### Required action
Read through the lines below for the string "JSON" and copy each one that has it.

### Exercise data
┏━━
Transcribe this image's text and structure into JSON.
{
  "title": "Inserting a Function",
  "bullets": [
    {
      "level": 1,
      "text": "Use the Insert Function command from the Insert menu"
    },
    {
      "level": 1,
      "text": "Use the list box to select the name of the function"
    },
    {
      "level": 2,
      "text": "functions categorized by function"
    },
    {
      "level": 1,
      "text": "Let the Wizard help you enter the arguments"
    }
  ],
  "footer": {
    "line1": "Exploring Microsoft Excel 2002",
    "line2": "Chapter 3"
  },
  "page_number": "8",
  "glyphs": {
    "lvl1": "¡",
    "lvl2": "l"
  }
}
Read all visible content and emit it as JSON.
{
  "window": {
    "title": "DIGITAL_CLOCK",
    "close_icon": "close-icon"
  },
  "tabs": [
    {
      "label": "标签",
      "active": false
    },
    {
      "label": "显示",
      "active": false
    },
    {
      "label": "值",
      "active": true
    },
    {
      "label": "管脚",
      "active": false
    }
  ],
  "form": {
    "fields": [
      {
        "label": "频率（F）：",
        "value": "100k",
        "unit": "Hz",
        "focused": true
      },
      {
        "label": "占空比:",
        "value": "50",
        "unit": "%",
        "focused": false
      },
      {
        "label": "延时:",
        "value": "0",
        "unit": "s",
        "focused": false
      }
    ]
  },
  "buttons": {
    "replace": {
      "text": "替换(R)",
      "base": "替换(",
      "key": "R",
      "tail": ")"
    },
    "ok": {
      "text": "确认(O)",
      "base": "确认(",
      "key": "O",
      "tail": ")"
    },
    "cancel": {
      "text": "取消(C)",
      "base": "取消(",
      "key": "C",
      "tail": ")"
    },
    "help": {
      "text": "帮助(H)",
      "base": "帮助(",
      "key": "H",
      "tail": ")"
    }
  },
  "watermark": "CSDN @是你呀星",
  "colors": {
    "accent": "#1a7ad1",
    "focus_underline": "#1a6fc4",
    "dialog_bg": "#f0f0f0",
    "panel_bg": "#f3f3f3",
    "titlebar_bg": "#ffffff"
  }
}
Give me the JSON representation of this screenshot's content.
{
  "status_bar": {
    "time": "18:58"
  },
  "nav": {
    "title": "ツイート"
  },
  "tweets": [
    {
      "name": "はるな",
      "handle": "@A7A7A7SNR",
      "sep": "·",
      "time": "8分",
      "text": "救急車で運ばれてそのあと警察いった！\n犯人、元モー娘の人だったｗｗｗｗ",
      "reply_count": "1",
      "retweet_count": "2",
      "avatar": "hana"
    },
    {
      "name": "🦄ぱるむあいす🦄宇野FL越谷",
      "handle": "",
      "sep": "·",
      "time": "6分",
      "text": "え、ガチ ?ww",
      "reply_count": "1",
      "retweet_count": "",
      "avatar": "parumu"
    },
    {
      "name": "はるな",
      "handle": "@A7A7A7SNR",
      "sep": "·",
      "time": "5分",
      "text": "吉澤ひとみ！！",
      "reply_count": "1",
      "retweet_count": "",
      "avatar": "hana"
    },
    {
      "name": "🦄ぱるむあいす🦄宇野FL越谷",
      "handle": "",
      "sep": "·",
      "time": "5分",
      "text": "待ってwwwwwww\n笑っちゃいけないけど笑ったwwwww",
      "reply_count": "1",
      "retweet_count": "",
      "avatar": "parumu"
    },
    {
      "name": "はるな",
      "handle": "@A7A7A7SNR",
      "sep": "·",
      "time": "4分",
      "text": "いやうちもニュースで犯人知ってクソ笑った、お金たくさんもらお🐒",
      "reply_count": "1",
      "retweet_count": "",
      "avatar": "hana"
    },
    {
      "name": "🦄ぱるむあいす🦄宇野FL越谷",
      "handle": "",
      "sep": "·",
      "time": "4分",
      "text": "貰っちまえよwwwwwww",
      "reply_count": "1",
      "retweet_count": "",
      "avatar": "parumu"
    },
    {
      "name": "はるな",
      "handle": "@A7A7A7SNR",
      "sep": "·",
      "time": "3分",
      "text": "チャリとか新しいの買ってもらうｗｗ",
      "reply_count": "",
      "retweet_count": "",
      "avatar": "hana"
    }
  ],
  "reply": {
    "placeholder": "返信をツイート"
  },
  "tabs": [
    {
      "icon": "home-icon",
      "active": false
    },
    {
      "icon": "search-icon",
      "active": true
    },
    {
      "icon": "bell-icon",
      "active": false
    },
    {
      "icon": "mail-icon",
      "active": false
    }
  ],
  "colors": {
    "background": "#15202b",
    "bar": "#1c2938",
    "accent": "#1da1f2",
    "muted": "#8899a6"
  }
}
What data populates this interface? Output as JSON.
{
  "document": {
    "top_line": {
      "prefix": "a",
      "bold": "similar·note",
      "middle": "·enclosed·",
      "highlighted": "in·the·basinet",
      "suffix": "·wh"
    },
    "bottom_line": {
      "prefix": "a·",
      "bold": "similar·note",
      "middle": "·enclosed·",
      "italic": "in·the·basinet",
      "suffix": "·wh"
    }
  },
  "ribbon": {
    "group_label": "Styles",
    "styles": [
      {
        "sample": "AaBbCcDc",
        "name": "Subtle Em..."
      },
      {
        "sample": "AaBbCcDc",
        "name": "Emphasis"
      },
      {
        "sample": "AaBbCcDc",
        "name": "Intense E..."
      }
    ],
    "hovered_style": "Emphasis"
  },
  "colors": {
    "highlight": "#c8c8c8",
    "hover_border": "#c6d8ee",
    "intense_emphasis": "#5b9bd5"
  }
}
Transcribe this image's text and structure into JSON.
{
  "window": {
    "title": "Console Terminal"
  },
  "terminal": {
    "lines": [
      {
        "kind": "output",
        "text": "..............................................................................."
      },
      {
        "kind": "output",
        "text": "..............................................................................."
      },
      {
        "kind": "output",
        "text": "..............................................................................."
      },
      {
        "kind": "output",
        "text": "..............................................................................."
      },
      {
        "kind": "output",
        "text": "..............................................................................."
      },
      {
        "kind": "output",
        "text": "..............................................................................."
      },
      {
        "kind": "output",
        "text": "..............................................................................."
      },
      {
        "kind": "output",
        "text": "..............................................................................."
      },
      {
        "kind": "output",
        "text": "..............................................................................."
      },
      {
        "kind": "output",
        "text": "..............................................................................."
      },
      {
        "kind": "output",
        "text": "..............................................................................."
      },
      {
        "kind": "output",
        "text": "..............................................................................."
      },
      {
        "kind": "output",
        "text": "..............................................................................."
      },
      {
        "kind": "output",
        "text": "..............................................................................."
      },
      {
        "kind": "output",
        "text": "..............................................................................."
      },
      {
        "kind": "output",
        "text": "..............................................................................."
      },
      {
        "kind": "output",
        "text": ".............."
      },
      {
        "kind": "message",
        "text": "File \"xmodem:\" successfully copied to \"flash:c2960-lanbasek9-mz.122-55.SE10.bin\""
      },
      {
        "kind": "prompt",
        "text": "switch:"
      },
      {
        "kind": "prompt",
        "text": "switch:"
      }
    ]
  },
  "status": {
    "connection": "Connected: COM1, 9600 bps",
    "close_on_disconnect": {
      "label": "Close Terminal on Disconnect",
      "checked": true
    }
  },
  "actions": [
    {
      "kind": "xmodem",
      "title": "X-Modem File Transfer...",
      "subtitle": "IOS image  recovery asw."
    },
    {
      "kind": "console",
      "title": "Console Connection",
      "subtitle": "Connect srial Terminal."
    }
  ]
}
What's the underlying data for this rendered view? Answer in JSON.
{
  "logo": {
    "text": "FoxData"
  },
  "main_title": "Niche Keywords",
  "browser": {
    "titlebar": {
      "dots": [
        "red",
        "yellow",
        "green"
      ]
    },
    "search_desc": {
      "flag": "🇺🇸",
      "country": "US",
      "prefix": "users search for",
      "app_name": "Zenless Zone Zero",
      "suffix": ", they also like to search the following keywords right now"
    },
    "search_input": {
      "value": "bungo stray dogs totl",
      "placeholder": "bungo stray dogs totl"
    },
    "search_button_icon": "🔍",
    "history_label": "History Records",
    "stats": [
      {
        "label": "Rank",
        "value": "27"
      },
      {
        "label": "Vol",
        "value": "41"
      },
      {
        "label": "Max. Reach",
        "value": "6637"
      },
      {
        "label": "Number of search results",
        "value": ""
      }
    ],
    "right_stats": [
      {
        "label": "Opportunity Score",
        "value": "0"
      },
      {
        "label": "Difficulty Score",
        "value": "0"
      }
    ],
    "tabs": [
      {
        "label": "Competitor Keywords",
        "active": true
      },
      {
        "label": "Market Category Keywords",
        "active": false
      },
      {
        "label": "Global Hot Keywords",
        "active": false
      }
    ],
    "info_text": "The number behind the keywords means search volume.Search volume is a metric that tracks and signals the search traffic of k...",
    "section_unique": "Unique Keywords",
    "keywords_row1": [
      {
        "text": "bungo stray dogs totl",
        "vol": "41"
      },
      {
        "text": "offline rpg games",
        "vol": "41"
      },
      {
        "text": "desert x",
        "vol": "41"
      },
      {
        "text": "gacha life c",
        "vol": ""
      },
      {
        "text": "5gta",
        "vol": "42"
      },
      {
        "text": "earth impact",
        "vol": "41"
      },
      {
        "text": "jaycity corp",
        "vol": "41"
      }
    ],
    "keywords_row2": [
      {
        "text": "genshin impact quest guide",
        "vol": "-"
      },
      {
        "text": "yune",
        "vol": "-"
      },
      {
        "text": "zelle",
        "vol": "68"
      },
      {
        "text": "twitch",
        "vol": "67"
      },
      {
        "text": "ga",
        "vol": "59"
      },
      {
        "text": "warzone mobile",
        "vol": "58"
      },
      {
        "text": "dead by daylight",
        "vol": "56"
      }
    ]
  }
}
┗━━
### Response for this exercise
Transcribe this image's text and structure into JSON.
Read all visible content and emit it as JSON.
Give me the JSON representation of this screenshot's content.
What data populates this interface? Output as JSON.
Transcribe this image's text and structure into JSON.
What's the underlying data for this rendered view? Answer in JSON.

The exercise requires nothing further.